The pay freeze was vital to the Government’s plan for helping to restore public finances following the recession, but lower paid staff were protected with those earning £21,000 or less receiving a consolidated payment of £250.00 in both years.
In 2013/2014 - all employed NHS staff received a one percent consolidated pay increase;
In 2014/2015 - just under half of all employed NHS staff no longer eligible to receive incremental pay, received a one percent non-consolidated payment;
In 2015/2016 trade unions agreed a pay deal which gave most employed non-medical staff, including most nurses a 1% consolidated pay increase, with lower paid staff receiving higher consolidated increases of up to 5.6% on top of these increases, eligible staff also received incremental pay averaging more than 3%.
Trades unions agreed that to make the 2015/2016 pay deal affordable, higher paid staff would not receive a pay increase and their incremental pay would be frozen for twelve months.
The Government recognises that prolonged pay restraint is challenging for hard working public services staff, including nurses but that continued public sector pay restraint is essential in delivering the economic stability which will allow continued investment in the NHS and other public services for the longer term.
We know, according to the NHS Staff Survey 2014, that more nurses are dissatisfied than satisfied with their pay (45% against 31%). This is despite the fact that, according to the latest staff earnings estimates published by the Health and Social Care Information Centre (27/11/2015), mean annual basic pay per FTE qualified nurses stand at £30,834, a slight increase from the same time last year and above the figure for the NHS as a whole (£29,852) which remains well above the national average salary for 2015 of £26,500 (Office for National Statistics).
That’s why the Government has asked the independent Pay Review Bodies, for the 2016/2017 pay round to consider how best to distribute the 1% available for pay increases in a way which helps the NHS recruit, retain and motivate the skilled nurses and other staff it needs to deliver compassionate care to patients.
All NHS staff now receive Total Reward Statements which provide information on pay and non-pay benefit.
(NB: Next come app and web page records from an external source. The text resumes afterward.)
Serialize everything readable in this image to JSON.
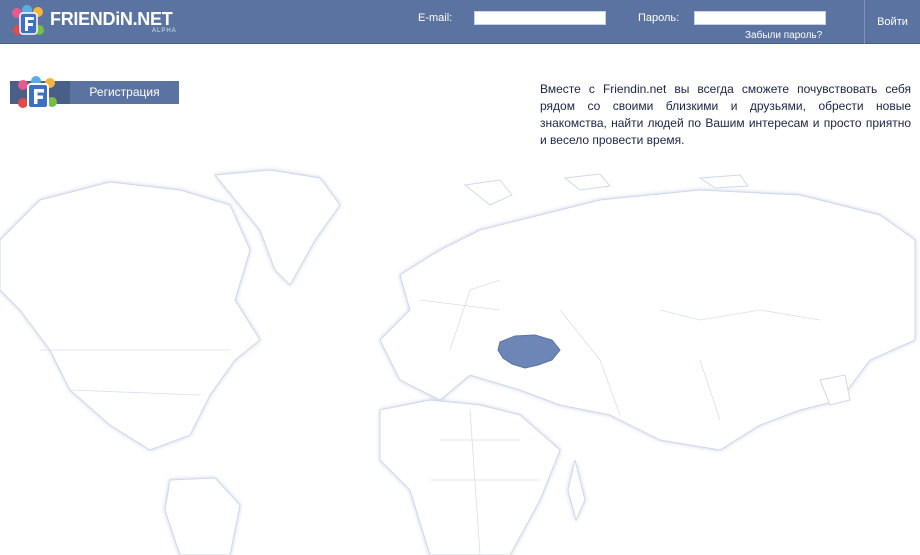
{
  "header": {
    "logo_text": "FRIENDiN.NET",
    "logo_sub": "ALPHA",
    "email_label": "E-mail:",
    "email_value": "",
    "password_label": "Пароль:",
    "password_value": "",
    "forgot_link": "Забыли пароль?",
    "login_button": "Войти"
  },
  "registration": {
    "label": "Регистрация"
  },
  "intro_text": "Вместе с Friendin.net вы всегда сможете почувствовать себя рядом со своими близкими и друзьями, обрести новые знакомства, найти людей по Вашим интересам и просто приятно и весело провести время.",
  "map": {
    "highlighted_country": "Ukraine",
    "colors": {
      "land": "#ffffff",
      "land_edge": "#bcc9df",
      "border": "#d3dceb",
      "highlight": "#6d86b6"
    }
  },
  "colors": {
    "bar": "#5b73a0",
    "text": "#1a2444"
  }
}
We will continue to ensure nurses are fully aware of their benefits package from working in the NHS, including the potential for earnings well above the national average, and which provides one of the best public services pension schemes with a 14.3% employer contribution for each individual member of the Scheme.
Department of Health